It is probably a safe bet that none of Jill Stein’s voters really care much for Donald Trump. Most likely if we had an instant runoff voting so that voters can express their first choice system in which voters can mark a first, second, third, etc. choice, all of them would have put down Hillary Clinton as their second choice. Would it have mattered? Actually, it would have. If the Stein voters had all held their collective noses and voted for Clinton, she would have won Michigan by 0.8% and Wisconsin by 0.1%. That would have changed the Electoral College from Clinton 232 vs. Trump 306 to Clinton 258 vs. Trump 280. Trump would have still won, but by much less.
Polls showed that many young supporters of Sen. Bernie Sanders (I-VT) voted for Gary Johnson, probably because they never read his platform (abolish the minimum wage law, privatize Social Security, get the government out of the healthcare business, etc.). If all the Stein voters and a quarter of Gary Johnson’s supporters had voted for Clinton, she would have carried Pennsylvania, and the score would have been Clinton 278 and Trump 260, leading to President Clinton. If 27% of Johnson’s supporters, rather than 25%, had voted for Clinton, that would have flipped Florida as well, leading to Clinton 307 and Trump 231. At the very least, this result shows that if we are going to have more than two parties running candidates for a single office, we should be using instant runoff voting and also their backup choice if their first choice doesn’t have a majority. In the current system, by voting for their first choice, many voters ended up with their last choice. (V)
The election results brings to mind two questions (at least):
- Why were the polls so far off?
- Why did the voters pick someone they themselves said was unfit to be president?
Let’s first tackle the polls. We made an Excel spreadsheet with the relevant data. Here the are:
The first six columns give the state and the actual percentage votes for five candidates from Politico. The D -R votecolumn is the Democratic minus the Republican vote in each state. The D -R polls column is the Democratic polling number minus the Republican polling number in each state. For example, Clinton got 34.9% of the vote and Trump got 61.1% of the vote in Tennessee, so the seventh column is 34.9 – 61.1 = -26.2%. Trump crushed Clinton by 26.2% in Tennessee. But the polls said he would beat her by 9% (D -R) column. She underperformed the polls by 17.2% (last column). The table is sorted on the last column. The rows are colored by who actually won the state.
What stands out is that the top part is mostly red and the bottom part is mostly blue. In other words Clinton did much worse than predicted in the red states, but roughly as expected in the blue states.
That’s the basic data. Now we have to figure out why, which is harder. Several theories come to mind:
- In the red states, many people lied to the pollsters out of shame or whatever

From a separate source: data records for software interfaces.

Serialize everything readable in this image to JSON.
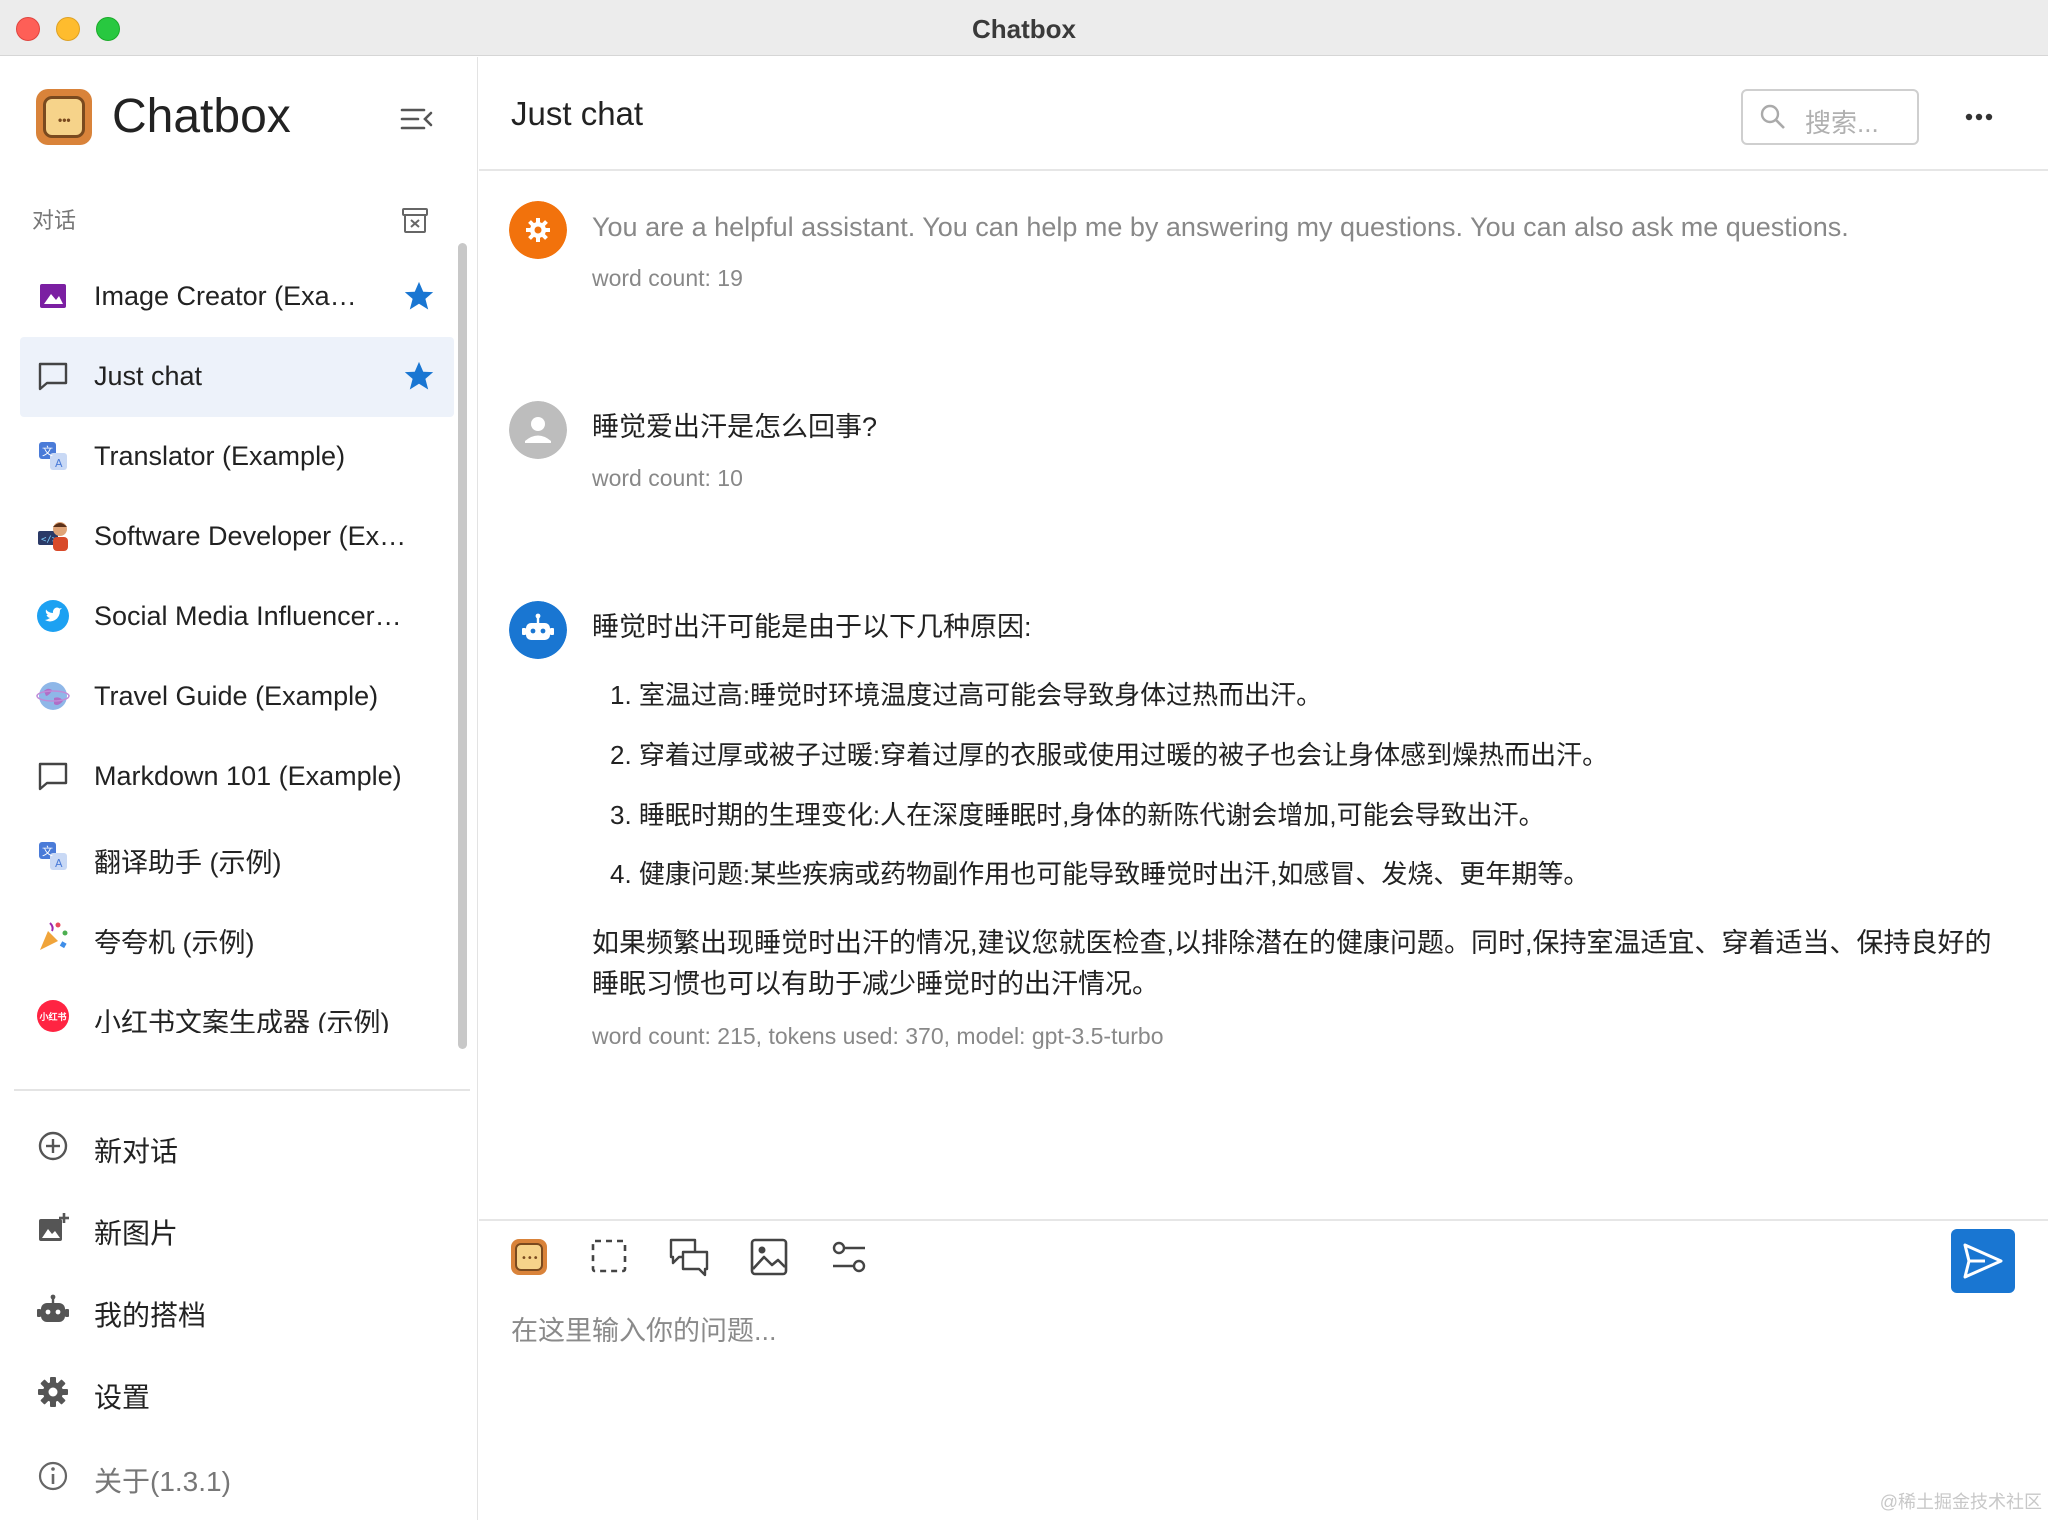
{
  "window": {
    "title": "Chatbox"
  },
  "sidebar": {
    "app_name": "Chatbox",
    "section_label": "对话",
    "conversations": [
      {
        "label": "Image Creator (Exa…",
        "icon": "image-icon",
        "starred": true
      },
      {
        "label": "Just chat",
        "icon": "chat-bubble-icon",
        "starred": true,
        "active": true
      },
      {
        "label": "Translator (Example)",
        "icon": "translate-icon",
        "starred": false
      },
      {
        "label": "Software Developer (Ex…",
        "icon": "developer-avatar-icon",
        "starred": false
      },
      {
        "label": "Social Media Influencer…",
        "icon": "twitter-bird-icon",
        "starred": false
      },
      {
        "label": "Travel Guide (Example)",
        "icon": "globe-icon",
        "starred": false
      },
      {
        "label": "Markdown 101 (Example)",
        "icon": "chat-bubble-icon",
        "starred": false
      },
      {
        "label": "翻译助手 (示例)",
        "icon": "translate-icon",
        "starred": false
      },
      {
        "label": "夸夸机 (示例)",
        "icon": "confetti-icon",
        "starred": false
      },
      {
        "label": "小红书文案生成器 (示例)",
        "icon": "xiaohongshu-icon",
        "starred": false
      }
    ],
    "menu": {
      "new_chat": "新对话",
      "new_image": "新图片",
      "my_copilots": "我的搭档",
      "settings": "设置",
      "about": "关于(1.3.1)"
    }
  },
  "main": {
    "title": "Just chat",
    "search_placeholder": "搜索...",
    "messages": {
      "system": {
        "text": "You are a helpful assistant. You can help me by answering my questions. You can also ask me questions.",
        "meta": "word count: 19"
      },
      "user": {
        "text": "睡觉爱出汗是怎么回事?",
        "meta": "word count: 10"
      },
      "assistant": {
        "intro": "睡觉时出汗可能是由于以下几种原因:",
        "items": [
          "1. 室温过高:睡觉时环境温度过高可能会导致身体过热而出汗。",
          "2. 穿着过厚或被子过暖:穿着过厚的衣服或使用过暖的被子也会让身体感到燥热而出汗。",
          "3. 睡眠时期的生理变化:人在深度睡眠时,身体的新陈代谢会增加,可能会导致出汗。",
          "4. 健康问题:某些疾病或药物副作用也可能导致睡觉时出汗,如感冒、发烧、更年期等。"
        ],
        "conclusion": "如果频繁出现睡觉时出汗的情况,建议您就医检查,以排除潜在的健康问题。同时,保持室温适宜、穿着适当、保持良好的睡眠习惯也可以有助于减少睡觉时的出汗情况。",
        "meta": "word count: 215, tokens used: 370, model: gpt-3.5-turbo"
      }
    },
    "input_placeholder": "在这里输入你的问题..."
  },
  "watermark": "@稀土掘金技术社区",
  "colors": {
    "accent": "#1976d2",
    "system_avatar": "#f2720c",
    "user_avatar": "#bdbdbd",
    "active_row": "#edf2fa"
  }
}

- In the red states, there were a lot of hidden Trump voters who decided to vote at the last minute
- Millions voted between the time FBI Director James Comey announced “more emails” and the time he said “nothing here.”

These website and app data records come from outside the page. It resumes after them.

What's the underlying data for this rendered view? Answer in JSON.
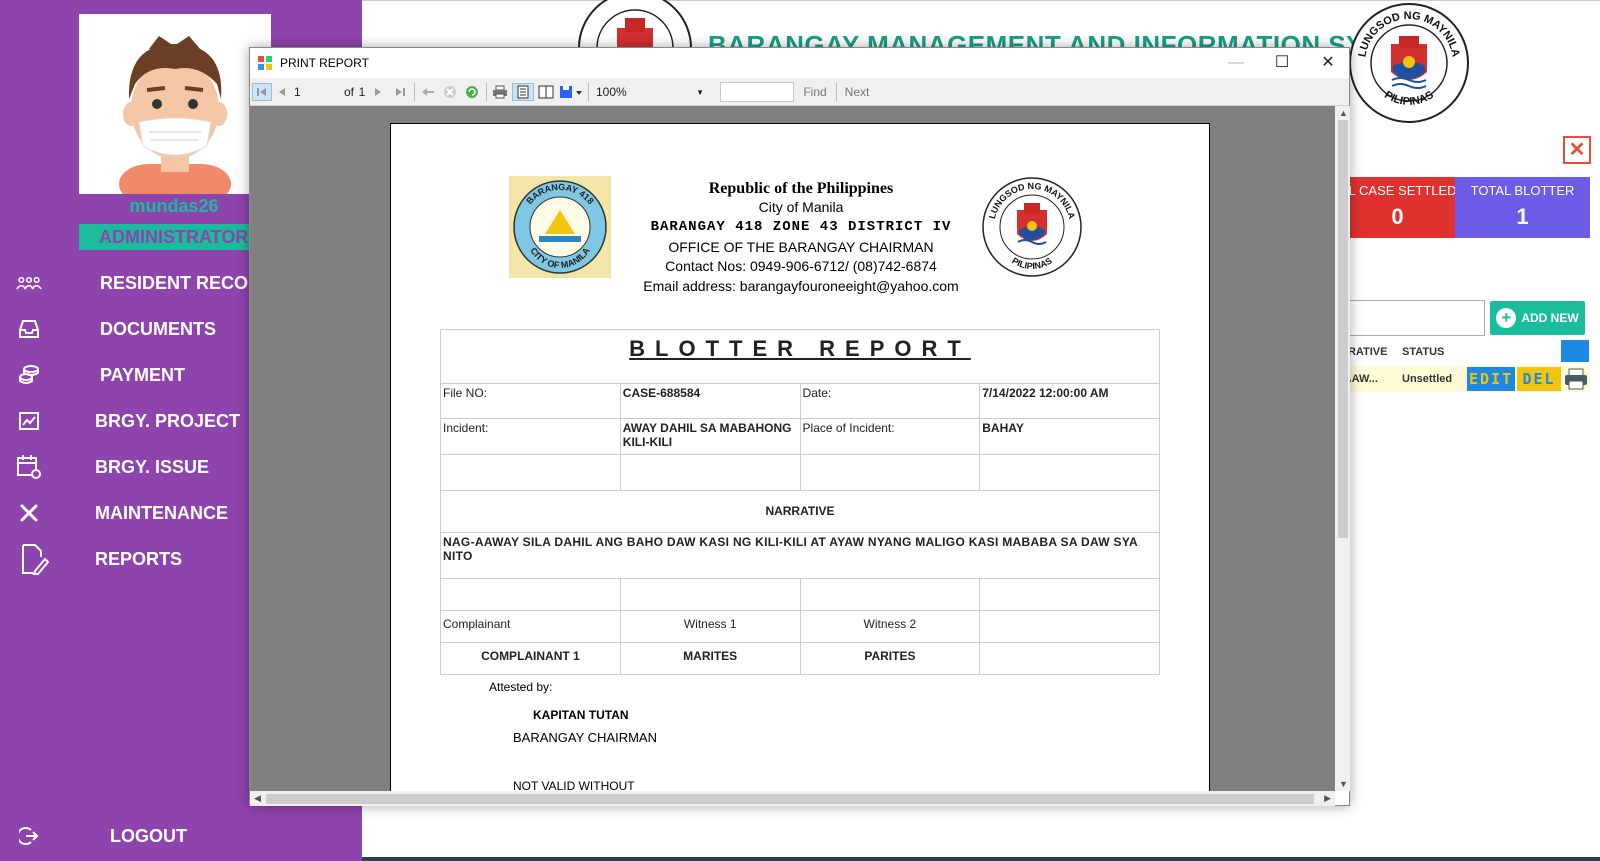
{
  "sidebar": {
    "username": "mundas26",
    "role": "ADMINISTRATOR",
    "items": [
      {
        "label": "RESIDENT RECOR",
        "icon": "residents-icon"
      },
      {
        "label": "DOCUMENTS",
        "icon": "inbox-icon"
      },
      {
        "label": "PAYMENT",
        "icon": "coins-icon"
      },
      {
        "label": "BRGY. PROJECT",
        "icon": "chart-icon"
      },
      {
        "label": "BRGY. ISSUE",
        "icon": "calendar-gear-icon"
      },
      {
        "label": "MAINTENANCE",
        "icon": "tools-icon"
      },
      {
        "label": "REPORTS",
        "icon": "document-edit-icon"
      }
    ],
    "logout": "LOGOUT"
  },
  "main": {
    "system_title": "BARANGAY MANAGEMENT AND INFORMATION SYSTEM",
    "seal_text_top": "LUNGSOD NG MAYNILA",
    "seal_text_bottom": "PILIPINAS",
    "cards": [
      {
        "title": "AL CASE SETTLED",
        "value": "0",
        "color": "#e03131"
      },
      {
        "title": "TOTAL BLOTTER",
        "value": "1",
        "color": "#6c5ce7"
      }
    ],
    "add_new_label": "ADD NEW",
    "grid_headers": [
      "RRATIVE",
      "STATUS"
    ],
    "grid_row": {
      "narrative": "-AAW...",
      "status": "Unsettled",
      "edit": "EDIT",
      "del": "DEL"
    }
  },
  "window": {
    "title": "PRINT REPORT",
    "toolbar": {
      "page": "1",
      "of_label": "of",
      "total_pages": "1",
      "zoom": "100%",
      "find_label": "Find",
      "next_label": "Next"
    }
  },
  "report": {
    "republic": "Republic of the Philippines",
    "city": "City of Manila",
    "barangay": "BARANGAY 418 ZONE 43 DISTRICT IV",
    "office": "OFFICE OF THE BARANGAY CHAIRMAN",
    "contact": "Contact Nos: 0949-906-6712/ (08)742-6874",
    "email": "Email address: barangayfouroneeight@yahoo.com",
    "logo_left_top": "BARANGAY 418",
    "logo_left_bottom": "CITY OF MANILA",
    "title": "BLOTTER REPORT",
    "file_no_label": "File NO:",
    "file_no": "CASE-688584",
    "date_label": "Date:",
    "date": "7/14/2022 12:00:00 AM",
    "incident_label": "Incident:",
    "incident": "AWAY DAHIL SA MABAHONG KILI-KILI",
    "place_label": "Place of Incident:",
    "place": "BAHAY",
    "narrative_title": "NARRATIVE",
    "narrative": "NAG-AAWAY SILA DAHIL ANG BAHO DAW KASI NG KILI-KILI AT AYAW NYANG MALIGO KASI MABABA SA DAW SYA NITO",
    "complainant_label": "Complainant",
    "witness1_label": "Witness 1",
    "witness2_label": "Witness 2",
    "complainant": "COMPLAINANT 1",
    "witness1": "MARITES",
    "witness2": "PARITES",
    "attested_by": "Attested by:",
    "kapitan": "KAPITAN TUTAN",
    "chairman": "BARANGAY CHAIRMAN",
    "not_valid": "NOT VALID WITHOUT"
  }
}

- Comey gave Trump momentum and there were not enough good polls in November to measure it
Maybe there are other explanations, but it seems odd that in the 25 states at the top (Tennessee to Pennsylvania), of which 22 are red, the polls were off by 5 points or more, that is, outside the margin of error. In the bottom 26 (Vermont to Hawaii), of which 18 are blue, only three of them were polled badly, that is, off by more than 5 points. Blue staters may jump to the conclusion: “We tell the truth to the pollsters and the red staters lie,” but it is impossible to tell that from the data. Still, the results are striking.
One idea that intrigues us is the lack of quality polls near the end. There were only 31 presidential polls taken entirely in November, and of these, only 12 were by experienced pollsters (defined here as pollsters who also polled in 2012). Only one state (North Carolina) was polled more than once. Thus, one explanation is that the polls were pretty good up to Oct. 28, but after Comey’s announcement, Trump picked up speed and there were too few polls to detect it. The lack of polls may well have been caused by the media’s assumption that Clinton was going to win and didn’t want to spend any money to tell them what they already knew.

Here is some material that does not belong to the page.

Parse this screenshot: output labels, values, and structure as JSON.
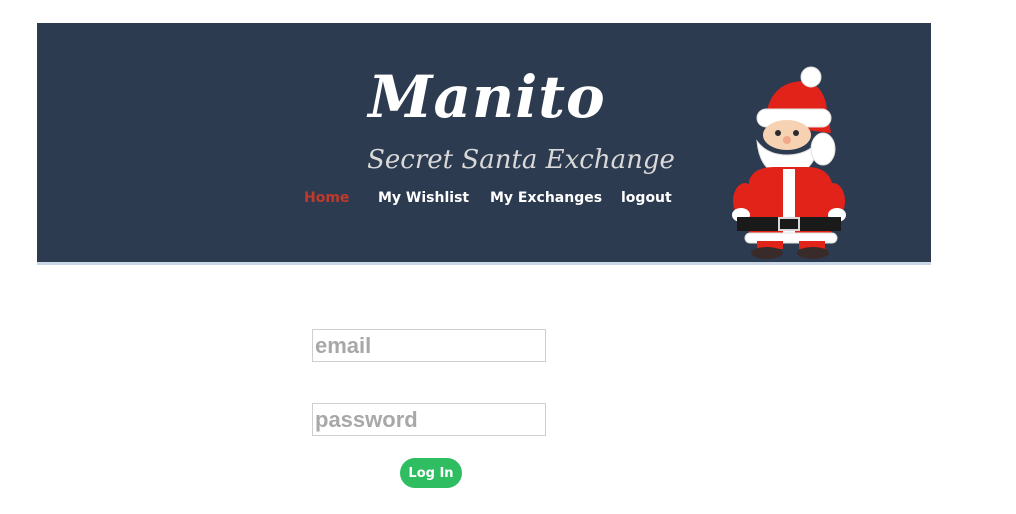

The staff at FiveThirtyEight have already talked to several dozen pollsters (who maybe should be spending their time updating their resumes). They offered several theories, some of which echo ours:
- Some women were embarrassed to admit they were voting for Trump
- Trump supporters are distrustful of institutions, and pollsters are an institution
- The blue team blew it on turnout
- The late-deciding voters, particularly those who abandoned the S.S. Johnson, broke decisively for The Donald
- Because the media thought it was over, they did not sink money into (expensive) polls in the last two weeks
- Pollsters pretended to be more certain than they really were, and even tweaked their numbers, so as not to be an “outlier”